Send back all of the data, word for word.

++++ Dataset entries

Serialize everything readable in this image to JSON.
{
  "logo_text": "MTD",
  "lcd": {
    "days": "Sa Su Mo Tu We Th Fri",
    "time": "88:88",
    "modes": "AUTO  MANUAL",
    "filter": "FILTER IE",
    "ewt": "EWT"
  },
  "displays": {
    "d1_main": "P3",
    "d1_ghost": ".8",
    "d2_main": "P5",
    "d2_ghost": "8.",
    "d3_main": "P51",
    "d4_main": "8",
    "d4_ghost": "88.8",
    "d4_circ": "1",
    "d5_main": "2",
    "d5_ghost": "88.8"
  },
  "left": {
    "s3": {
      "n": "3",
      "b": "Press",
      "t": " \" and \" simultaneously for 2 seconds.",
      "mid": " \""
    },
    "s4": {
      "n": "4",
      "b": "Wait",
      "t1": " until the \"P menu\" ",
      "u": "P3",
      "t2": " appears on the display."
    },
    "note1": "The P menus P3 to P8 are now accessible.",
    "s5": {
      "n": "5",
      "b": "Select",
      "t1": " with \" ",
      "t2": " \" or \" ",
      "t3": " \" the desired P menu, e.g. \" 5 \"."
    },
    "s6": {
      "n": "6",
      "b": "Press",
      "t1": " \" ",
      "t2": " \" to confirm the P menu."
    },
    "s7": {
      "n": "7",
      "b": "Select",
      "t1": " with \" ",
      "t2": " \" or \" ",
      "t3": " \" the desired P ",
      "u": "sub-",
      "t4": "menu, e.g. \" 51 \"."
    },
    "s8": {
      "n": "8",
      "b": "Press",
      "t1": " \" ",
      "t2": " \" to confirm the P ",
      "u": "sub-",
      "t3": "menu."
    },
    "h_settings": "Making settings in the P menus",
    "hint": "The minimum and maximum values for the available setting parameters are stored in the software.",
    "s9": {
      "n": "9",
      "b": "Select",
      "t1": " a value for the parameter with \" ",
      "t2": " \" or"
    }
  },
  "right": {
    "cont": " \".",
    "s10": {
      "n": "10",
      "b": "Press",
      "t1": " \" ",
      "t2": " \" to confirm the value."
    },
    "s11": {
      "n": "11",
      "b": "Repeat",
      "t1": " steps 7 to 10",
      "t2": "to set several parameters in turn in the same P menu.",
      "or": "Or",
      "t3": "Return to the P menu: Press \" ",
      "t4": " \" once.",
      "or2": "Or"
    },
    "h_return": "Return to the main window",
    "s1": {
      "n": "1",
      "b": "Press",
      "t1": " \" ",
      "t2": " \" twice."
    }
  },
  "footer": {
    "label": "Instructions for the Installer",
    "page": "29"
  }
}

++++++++

» Task response:
Serialize everything readable in this image to JSON.
{
  "logo_text": "MTD",
  "lcd": {
    "days": "Sa Su Mo Tu We Th Fri",
    "time": "88:88",
    "modes": "AUTO  MANUAL",
    "filter": "FILTER IE",
    "ewt": "EWT"
  },
  "displays": {
    "d1_main": "P3",
    "d1_ghost": ".8",
    "d2_main": "P5",
    "d2_ghost": "8.",
    "d3_main": "P51",
    "d4_main": "8",
    "d4_ghost": "88.8",
    "d4_circ": "1",
    "d5_main": "2",
    "d5_ghost": "88.8"
  },
  "left": {
    "s3": {
      "n": "3",
      "b": "Press",
      "t": " \" and \" simultaneously for 2 seconds.",
      "mid": " \""
    },
    "s4": {
      "n": "4",
      "b": "Wait",
      "t1": " until the \"P menu\" ",
      "u": "P3",
      "t2": " appears on the display."
    },
    "note1": "The P menus P3 to P8 are now accessible.",
    "s5": {
      "n": "5",
      "b": "Select",
      "t1": " with \" ",
      "t2": " \" or \" ",
      "t3": " \" the desired P menu, e.g. \" 5 \"."
    },
    "s6": {
      "n": "6",
      "b": "Press",
      "t1": " \" ",
      "t2": " \" to confirm the P menu."
    },
    "s7": {
      "n": "7",
      "b": "Select",
      "t1": " with \" ",
      "t2": " \" or \" ",
      "t3": " \" the desired P ",
      "u": "sub-",
      "t4": "menu, e.g. \" 51 \"."
    },
    "s8": {
      "n": "8",
      "b": "Press",
      "t1": " \" ",
      "t2": " \" to confirm the P ",
      "u": "sub-",
      "t3": "menu."
    },
    "h_settings": "Making settings in the P menus",
    "hint": "The minimum and maximum values for the available setting parameters are stored in the software.",
    "s9": {
      "n": "9",
      "b": "Select",
      "t1": " a value for the parameter with \" ",
      "t2": " \" or"
    }
  },
  "right": {
    "cont": " \".",
    "s10": {
      "n": "10",
      "b": "Press",
      "t1": " \" ",
      "t2": " \" to confirm the value."
    },
    "s11": {
      "n": "11",
      "b": "Repeat",
      "t1": " steps 7 to 10",
      "t2": "to set several parameters in turn in the same P menu.",
      "or": "Or",
      "t3": "Return to the P menu: Press \" ",
      "t4": " \" once.",
      "or2": "Or"
    },
    "h_return": "Return to the main window",
    "s1": {
      "n": "1",
      "b": "Press",
      "t1": " \" ",
      "t2": " \" twice."
    }
  },
  "footer": {
    "label": "Instructions for the Installer",
    "page": "29"
  }
}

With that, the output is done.